  • The Nigerian Naira remains highly volatile; a 12% depreciation on Friday in the official market has sparked calls for further CBN intervention. The depreciation of the Naira in parallel markets suggest there are fresh dollar shortages on the ground in Nigeria as the central bank struggles to keep up with its FX requirements and reports have emerged of major payments out of the country that could not go ahead. The government has pledged to punish banks hoarding dollars moving forward, although there has been no sign of this thus far. From a data point of view, the central bank will be very encouraged by the bumper 9.7% GDP growth rate reading for Q3.

  • Kenyan Shilling moved to fresh lows against the dollar last week as the country continues to battle against worsening dollar shortages on the ground. The CBK is struggling to meet forex demands for fuel imports, which is being exacerbated by demands from companies needing to repay dollar denominated debt. This pushed the Shilling down to 152.8 against USD on official markets.

  • South African Rand ended the week trading 2% lower against the dollar at 18.7. The Reserve Bank of South Africa opted to keep rates steady at 8.25% despite a hotter than expected inflation print on Wednesday. Markets will need to see a clear uptick in economic activity after a string of disappointing data released in the manufacturing and mining sectors as well as lower than expected retails sales.

EUROPE

  • GBP gained by almost 1% against the dollar over the week, extending an upward trend going back to the start of the month.
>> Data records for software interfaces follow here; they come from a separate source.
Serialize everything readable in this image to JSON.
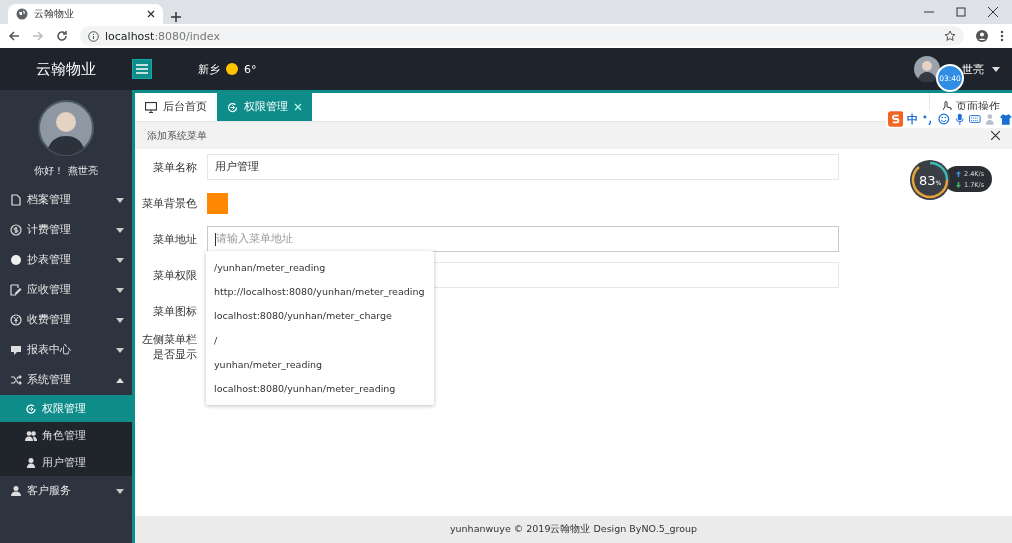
{
  "browser": {
    "tab_title": "云翰物业",
    "url_host": "localhost",
    "url_path": ":8080/index"
  },
  "header": {
    "brand": "云翰物业",
    "city": "新乡",
    "temperature": "6°",
    "user_name": "世亮"
  },
  "sidebar": {
    "greeting": "你好！ 燕世亮",
    "items": [
      {
        "label": "档案管理",
        "expanded": false
      },
      {
        "label": "计费管理",
        "expanded": false
      },
      {
        "label": "抄表管理",
        "expanded": false
      },
      {
        "label": "应收管理",
        "expanded": false
      },
      {
        "label": "收费管理",
        "expanded": false
      },
      {
        "label": "报表中心",
        "expanded": false
      },
      {
        "label": "系统管理",
        "expanded": true,
        "children": [
          {
            "label": "权限管理",
            "selected": true
          },
          {
            "label": "角色管理",
            "selected": false
          },
          {
            "label": "用户管理",
            "selected": false
          }
        ]
      },
      {
        "label": "客户服务",
        "expanded": false
      }
    ]
  },
  "tabs": [
    {
      "label": "后台首页",
      "selected": false,
      "closable": false
    },
    {
      "label": "权限管理",
      "selected": true,
      "closable": true
    }
  ],
  "page_action": "页面操作",
  "panel": {
    "title": "添加系统菜单",
    "fields": [
      {
        "label": "菜单名称",
        "kind": "text",
        "value": "用户管理"
      },
      {
        "label": "菜单背景色",
        "kind": "color",
        "color": "#ff8800"
      },
      {
        "label": "菜单地址",
        "kind": "text",
        "placeholder": "请输入菜单地址"
      },
      {
        "label": "菜单权限",
        "kind": "text"
      },
      {
        "label": "菜单图标",
        "kind": "none"
      },
      {
        "label": "左侧菜单栏是否显示",
        "kind": "none"
      }
    ],
    "suggestions": [
      "/yunhan/meter_reading",
      "http://localhost:8080/yunhan/meter_reading",
      "localhost:8080/yunhan/meter_charge",
      "/",
      "yunhan/meter_reading",
      "localhost:8080/yunhan/meter_reading"
    ]
  },
  "footer": "yunhanwuye © 2019云翰物业 Design ByNO.5_group",
  "overlays": {
    "timer": "03:40",
    "ime_mode": "中",
    "meter": "83",
    "meter_unit": "%",
    "upload": "2.4",
    "upload_unit": "K/s",
    "download": "1.7",
    "download_unit": "K/s"
  }
}
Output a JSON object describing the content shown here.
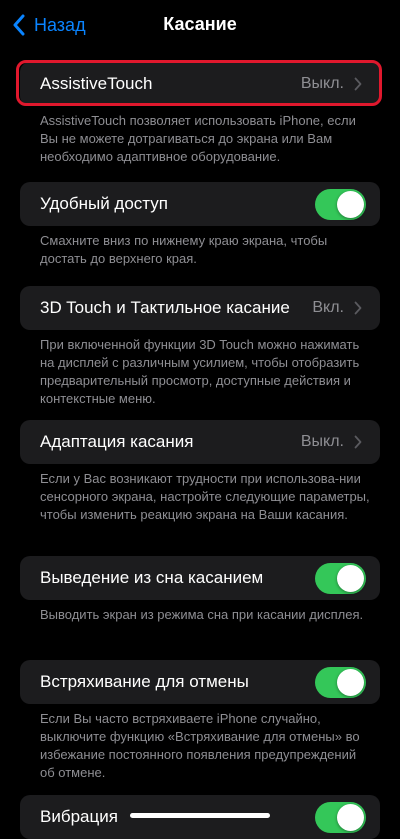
{
  "nav": {
    "back_label": "Назад",
    "title": "Касание"
  },
  "rows": [
    {
      "label": "AssistiveTouch",
      "value": "Выкл.",
      "footer": "AssistiveTouch позволяет использовать iPhone, если Вы не можете дотрагиваться до экрана или Вам необходимо адаптивное оборудование."
    },
    {
      "label": "Удобный доступ",
      "toggle": true,
      "footer": "Смахните вниз по нижнему краю экрана, чтобы достать до верхнего края."
    },
    {
      "label": "3D Touch и Тактильное касание",
      "value": "Вкл.",
      "footer": "При включенной функции 3D Touch можно нажимать на дисплей с различным усилием, чтобы отобразить предварительный просмотр, доступные действия и контекстные меню."
    },
    {
      "label": "Адаптация касания",
      "value": "Выкл.",
      "footer": "Если у Вас возникают трудности при использова-нии сенсорного экрана, настройте следующие параметры, чтобы изменить реакцию экрана на Ваши касания."
    },
    {
      "label": "Выведение из сна касанием",
      "toggle": true,
      "footer": "Выводить экран из режима сна при касании дисплея."
    },
    {
      "label": "Встряхивание для отмены",
      "toggle": true,
      "footer": "Если Вы часто встряхиваете iPhone случайно, выключите функцию «Встряхивание для отмены» во избежание постоянного появления предупреждений об отмене."
    },
    {
      "label": "Вибрация",
      "toggle": true
    }
  ],
  "colors": {
    "accent": "#0A84FF",
    "toggle_on": "#34C759",
    "highlight": "#E0182D",
    "cell_bg": "#1C1C1E",
    "secondary_text": "#8E8E93"
  },
  "icons": [
    "chevron-left-icon",
    "chevron-right-icon"
  ]
}
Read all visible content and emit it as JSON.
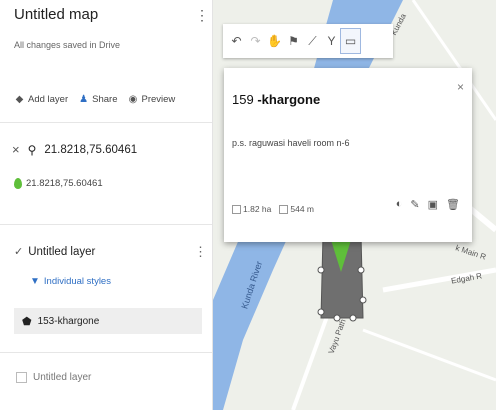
{
  "sidebar": {
    "map_title": "Untitled map",
    "saved_status": "All changes saved in Drive",
    "actions": {
      "add_layer": "Add layer",
      "share": "Share",
      "preview": "Preview"
    },
    "search": {
      "query": "21.8218,75.60461",
      "result": "21.8218,75.60461"
    },
    "layer": {
      "name": "Untitled layer",
      "styles_link": "Individual styles",
      "feature": "153-khargone"
    },
    "layer2": {
      "name": "Untitled layer"
    }
  },
  "map": {
    "popup": {
      "number": "159",
      "title": "-khargone",
      "description": "p.s. raguwasi haveli room n-6",
      "area": "1.82 ha",
      "perimeter": "544 m"
    },
    "labels": {
      "river": "Kunda River",
      "river_top": "Kunda",
      "road1": "k Main R",
      "road2": "Edgah R",
      "road3": "Vayu Path"
    },
    "colors": {
      "water": "#8fb6e6",
      "land": "#eef0ea",
      "polygon": "#6f6f6f",
      "pin": "#5fbf3a"
    }
  }
}
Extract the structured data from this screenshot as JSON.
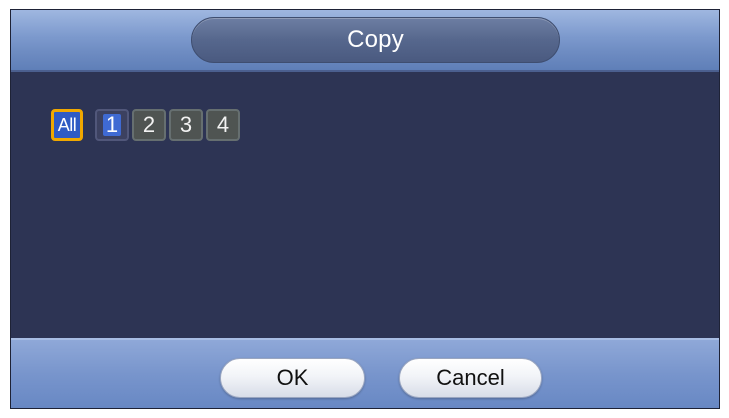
{
  "dialog": {
    "title": "Copy"
  },
  "channels": {
    "all_label": "All",
    "items": [
      {
        "label": "1",
        "selected": true
      },
      {
        "label": "2",
        "selected": false
      },
      {
        "label": "3",
        "selected": false
      },
      {
        "label": "4",
        "selected": false
      }
    ]
  },
  "buttons": {
    "ok_label": "OK",
    "cancel_label": "Cancel"
  },
  "colors": {
    "panel_background": "#2d3454",
    "title_bar": "#7c99cd",
    "focus_outline": "#f0a800",
    "selected_fill": "#3f6ad3"
  }
}
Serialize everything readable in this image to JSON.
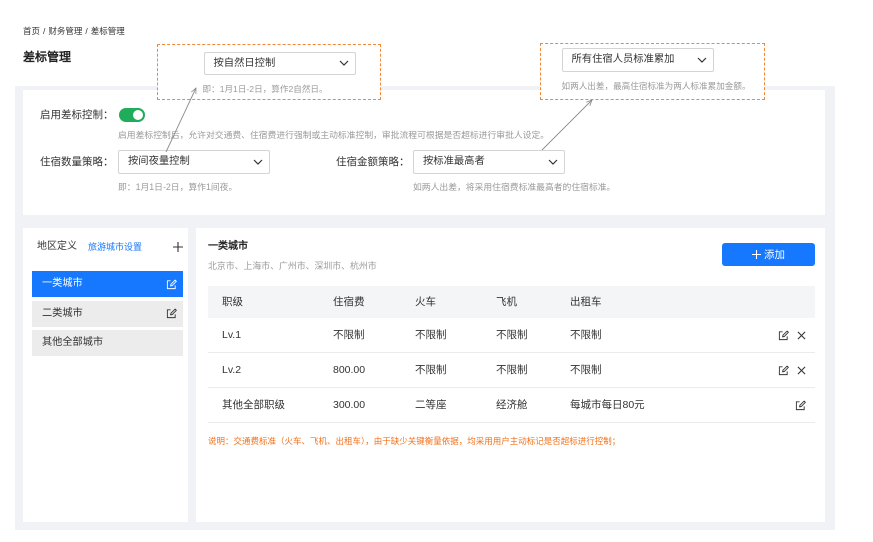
{
  "breadcrumb": {
    "items": [
      "首页",
      "财务管理",
      "差标管理"
    ],
    "separator": "/"
  },
  "page_title": "差标管理",
  "annotations": [
    {
      "select_value": "按自然日控制",
      "hint": "即：1月1日-2日，算作2自然日。"
    },
    {
      "select_value": "所有住宿人员标准累加",
      "hint": "如两人出差，最高住宿标准为两人标准累加金额。"
    }
  ],
  "settings": {
    "enable": {
      "label": "启用差标控制：",
      "on": true,
      "description": "启用差标控制后，允许对交通费、住宿费进行强制或主动标准控制，审批流程可根据是否超标进行审批人设定。"
    },
    "lodging_count": {
      "label": "住宿数量策略：",
      "value": "按间夜量控制",
      "hint": "即：1月1日-2日，算作1间夜。"
    },
    "lodging_amount": {
      "label": "住宿金额策略：",
      "value": "按标准最高者",
      "hint": "如两人出差，将采用住宿费标准最高者的住宿标准。"
    }
  },
  "regions": {
    "title": "地区定义",
    "settings_link": "旅游城市设置",
    "add_icon": "plus-icon",
    "items": [
      {
        "label": "一类城市",
        "selected": true,
        "actions": [
          "edit-icon"
        ]
      },
      {
        "label": "二类城市",
        "selected": false,
        "actions": [
          "edit-icon"
        ]
      },
      {
        "label": "其他全部城市",
        "selected": false,
        "actions": []
      }
    ]
  },
  "detail": {
    "title": "一类城市",
    "cities": "北京市、上海市、广州市、深圳市、杭州市",
    "add_button": {
      "icon": "plus-icon",
      "label": "添加"
    },
    "columns": [
      "职级",
      "住宿费",
      "火车",
      "飞机",
      "出租车"
    ],
    "rows": [
      {
        "cells": [
          "Lv.1",
          "不限制",
          "不限制",
          "不限制",
          "不限制"
        ],
        "actions": [
          "edit-icon",
          "close-icon"
        ]
      },
      {
        "cells": [
          "Lv.2",
          "800.00",
          "不限制",
          "不限制",
          "不限制"
        ],
        "actions": [
          "edit-icon",
          "close-icon"
        ]
      },
      {
        "cells": [
          "其他全部职级",
          "300.00",
          "二等座",
          "经济舱",
          "每城市每日80元"
        ],
        "actions": [
          "edit-icon"
        ]
      }
    ],
    "note": "说明：交通费标准（火车、飞机、出租车），由于缺少关键衡量依据，均采用用户主动标记是否超标进行控制；"
  },
  "icons": {
    "dropdown": "chevron-down-icon",
    "edit": "edit-icon",
    "delete": "close-icon",
    "add": "plus-icon"
  },
  "colors": {
    "primary": "#1677ff",
    "toggle": "#1fad5b",
    "annotation": "#f0883a",
    "note": "#f2711c",
    "muted": "#9a9a9a",
    "canvas": "#f0f2f5",
    "arrow": "#8c8c8c"
  }
}
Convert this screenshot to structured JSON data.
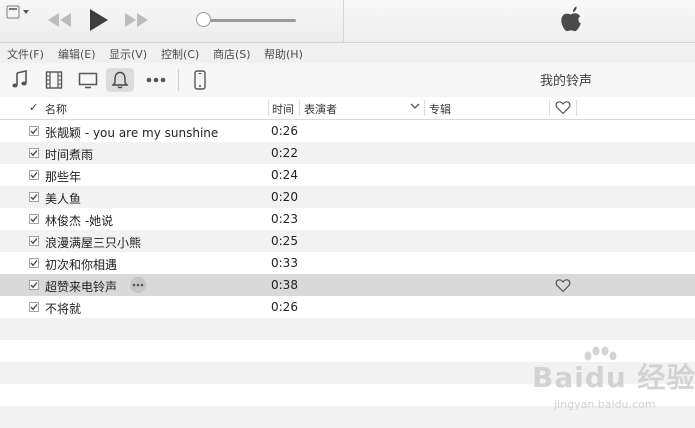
{
  "player": {
    "prev_icon": "rewind-icon",
    "play_icon": "play-icon",
    "next_icon": "fast-forward-icon",
    "volume_level": 0.0,
    "logo_icon": "apple-logo-icon"
  },
  "menu": [
    "文件(F)",
    "编辑(E)",
    "显示(V)",
    "控制(C)",
    "商店(S)",
    "帮助(H)"
  ],
  "toolbar": {
    "icons": [
      "music-note-icon",
      "film-icon",
      "tv-icon",
      "bell-icon",
      "more-icon",
      "iphone-icon"
    ],
    "selected": "bell-icon",
    "title": "我的铃声"
  },
  "columns": {
    "check": "✓",
    "name": "名称",
    "time": "时间",
    "artist": "表演者",
    "album": "专辑",
    "love_icon": "heart-icon"
  },
  "songs": [
    {
      "name": "张靓颖 - you are my sunshine",
      "duration": "0:26",
      "checked": true
    },
    {
      "name": "时间煮雨",
      "duration": "0:22",
      "checked": true
    },
    {
      "name": "那些年",
      "duration": "0:24",
      "checked": true
    },
    {
      "name": "美人鱼",
      "duration": "0:20",
      "checked": true
    },
    {
      "name": "林俊杰 -她说",
      "duration": "0:23",
      "checked": true
    },
    {
      "name": "浪漫满屋三只小熊",
      "duration": "0:25",
      "checked": true
    },
    {
      "name": "初次和你相遇",
      "duration": "0:33",
      "checked": true
    },
    {
      "name": "超赞来电铃声",
      "duration": "0:38",
      "checked": true,
      "selected": true
    },
    {
      "name": "不将就",
      "duration": "0:26",
      "checked": true
    }
  ],
  "watermark": {
    "brand": "Baidu 经验",
    "sub": "jingyan.baidu.com"
  },
  "colors": {
    "selected_row": "#d9d9d9",
    "alt_row": "#f2f2f2"
  }
}
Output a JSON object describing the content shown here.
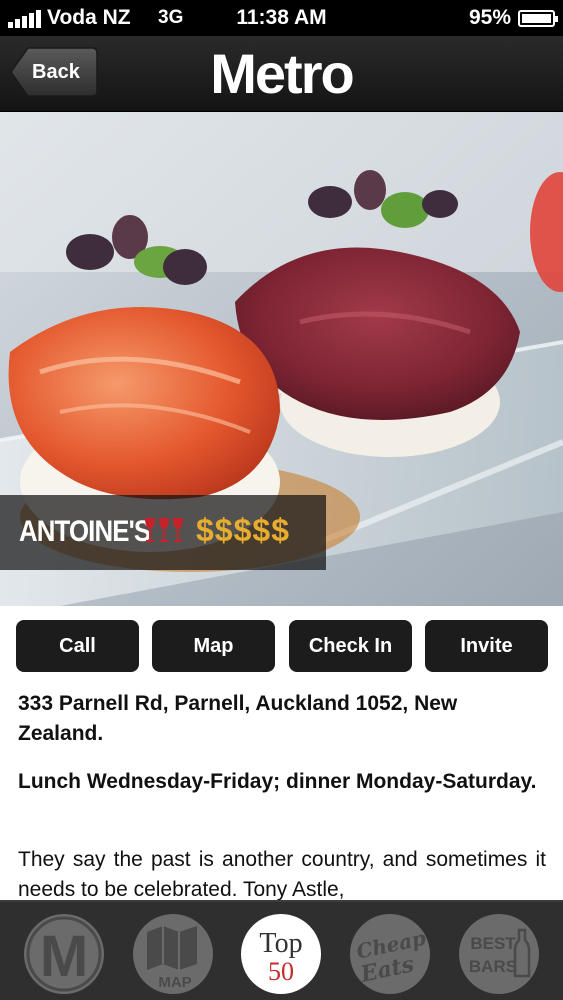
{
  "status_bar": {
    "carrier": "Voda NZ",
    "network": "3G",
    "time": "11:38 AM",
    "battery": "95%"
  },
  "nav": {
    "back_label": "Back",
    "title": "Metro"
  },
  "restaurant": {
    "name": "ANTOINE'S",
    "price": "$$$$$",
    "glasses_icon": "wine-glasses-icon",
    "glasses_color": "#c6222b",
    "price_color": "#e6ad2e"
  },
  "actions": [
    {
      "label": "Call"
    },
    {
      "label": "Map"
    },
    {
      "label": "Check In"
    },
    {
      "label": "Invite"
    }
  ],
  "details": {
    "address": "333 Parnell Rd, Parnell, Auckland 1052, New Zealand.",
    "hours": "Lunch Wednesday-Friday; dinner Monday-Saturday.",
    "description": "They say the past is another country, and sometimes it needs to be celebrated. Tony Astle,"
  },
  "tab_bar": {
    "items": [
      {
        "id": "metro",
        "icon": "metro-m-icon",
        "text": "M"
      },
      {
        "id": "map",
        "icon": "map-icon",
        "text": "MAP"
      },
      {
        "id": "top50",
        "icon": "top-50-icon",
        "text_line1": "Top",
        "text_line2": "50"
      },
      {
        "id": "cheap-eats",
        "icon": "cheap-eats-icon",
        "text_line1": "Cheap",
        "text_line2": "Eats"
      },
      {
        "id": "best-bars",
        "icon": "best-bars-icon",
        "text_line1": "BEST",
        "text_line2": "BARS"
      }
    ],
    "active": "top50"
  }
}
This is partly just a corollary of the dollar weakening, but it is also driven by expectations that UK interest rates are less likely to fall than those in other major economies. UK inflation has fallen sharply but it remains higher than elsewhere and is running at more than twice the central bank’s official target of 2%. So, although UK growth forecasts have been revised downwards, the expectation is that the BoE will remain committed to its inflation target and keep rates high somewhat longer. Fiscal announcements from the Chancellor (finance minister) were broadly neutral in a macroeconomic sense but showed a more mature, methodical approach than his predecessors and so were likely positive for sterling.

  • The Euro fluctuated against the dollar over the week, ending it 0.4% higher. This was driven largely by the dollar weakening and consequent upticks in European asset indices, and comes despite comments from Christine Largarde, head of the ECB, pointing to softening of economic activity in the eurozone.

OTHER NEWS

  • Support from the Central Bank of Israel has pushed the Israeli Shekel up to being the top performing currency in November. This has been driven by billions in dollar purchases by the central bank since the outbreak of the war with Hamas.

  • Turkey’s Central Bank surprised markets by raising interest rates by 500bp to set their benchmark rate at 40%.

PERFORMANCES AGAINST US DOLLAR

Information as of 2023 November 27th 10.00 UAE time.


THE WEEK AHEAD

Monday, Nov 27th

  • US New Home Sales

  • US Dallas FED Manufacturing Index

Tuesday, Nov 28th

  • Australia Retail Sales

  • US S&P/Case-Shiller Home Price

Wednesday, Nov 29th

  • EU Economic Sentiment

  • Germany Inflation Rate

  • US GDP Growth Rate Q3

  • US GDP Price Index Q3

  • US Retail/Wholesale Inventories

Thursday, Nov 30th

  • Japan Industrial Production

  • Japan Retail Sales

  • Australia Building Permits

  • China NBS Manufacturing PMI

  • EU Inflation Rate

  • EU Unemployment Rate

  • India GDP Growth Rate Q3

  • Canada GDP Growth Rate Q3

  • US PCE Price Index

  • US Personal Income/Spending

Friday, Dec 1st

  • China Caixin Manufacturing PMI

  • EU HCOB Manufacturing PMI

  • UK S&P Global/CIPS Manufacturing PMI

  • Canada Unemployment Rate

  • US ISM Manufacturing PMI